Sunday's on the Phone to Monday
Christine Reilly brings a cinematographer’s eye and a poet’s ear to her luminous debut, SUNDAY’S ON THE PHONE TO MONDAY (Touchstone; April 5, 2016).
“This won’t be a love story. Nobody is trying to tell you something about love. This will be a story about a family.”
Parents Claudio and Mathilde Simone fell in love living out their bohemian ideals in New York City, but family life finds them nestled in the suburbs out on Long Island with their three daughters: the pragmatic Natasha, the soulful poet Lucy, and romantic Carly. Though the five Simones can bicker like the best—when Claudio embarrasses his daughters; when Carly, adopted from China, feels like a misfit; or, more often than not, just to pass the time—by the end of the day they’re always wrapped up in each other’s love.

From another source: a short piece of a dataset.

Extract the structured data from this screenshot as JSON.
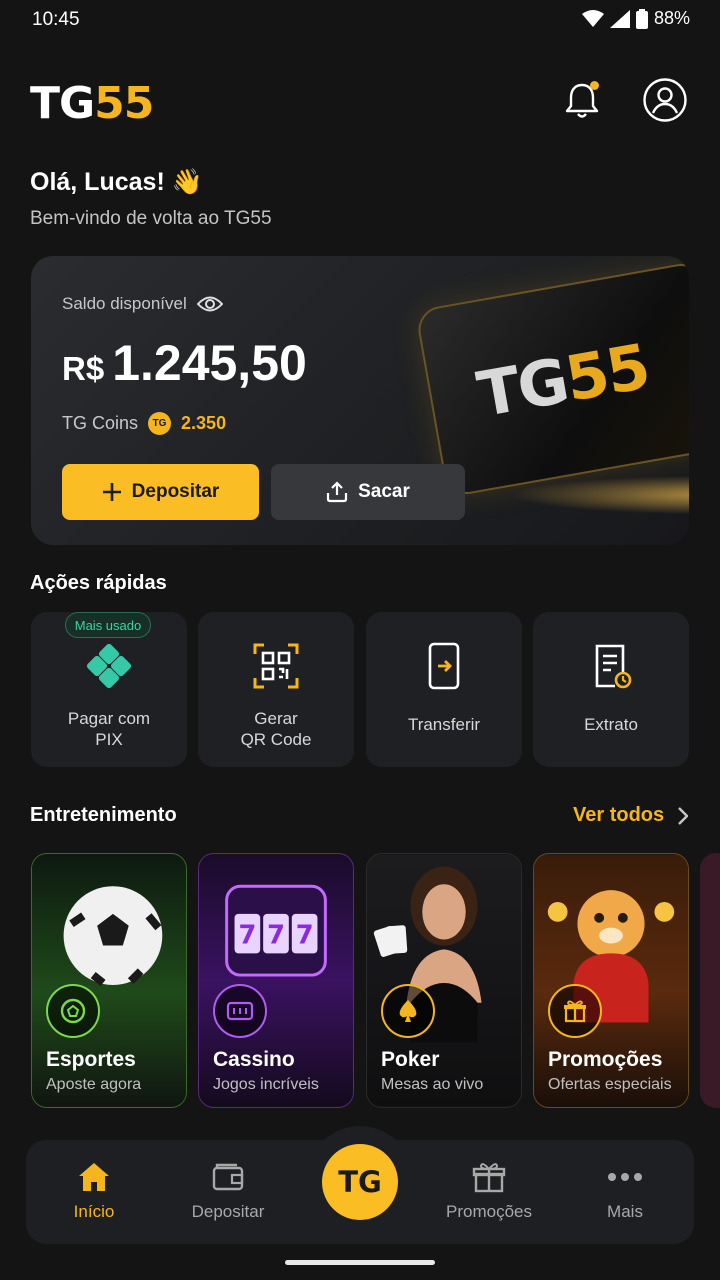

The years put their tight-knit family bonds to the test as the Simones must face mental and physical illness, financial difficulties, and well-kept secrets. Through the ups and downs, they look to their favorite Beatles and Bob Dylan lyrics, familiar to all from the record store that Claudio owns, to poetry, and to each other for strength. These snatches of song, lines of poetry, and a playful index are woven together by Christine Reilly’s deft hand and coalesce to form a fresh, original voice.
In the vein of The Middlesteins by Jamie Attenberg and The Virgin Suicides by Jeffrey Eugenides, SUNDAY’S ON THE PHONE TO MONDAY is a quotidian family romance and a love song to New York City that shines a light on the Simones’ resilience in the face of tragedy.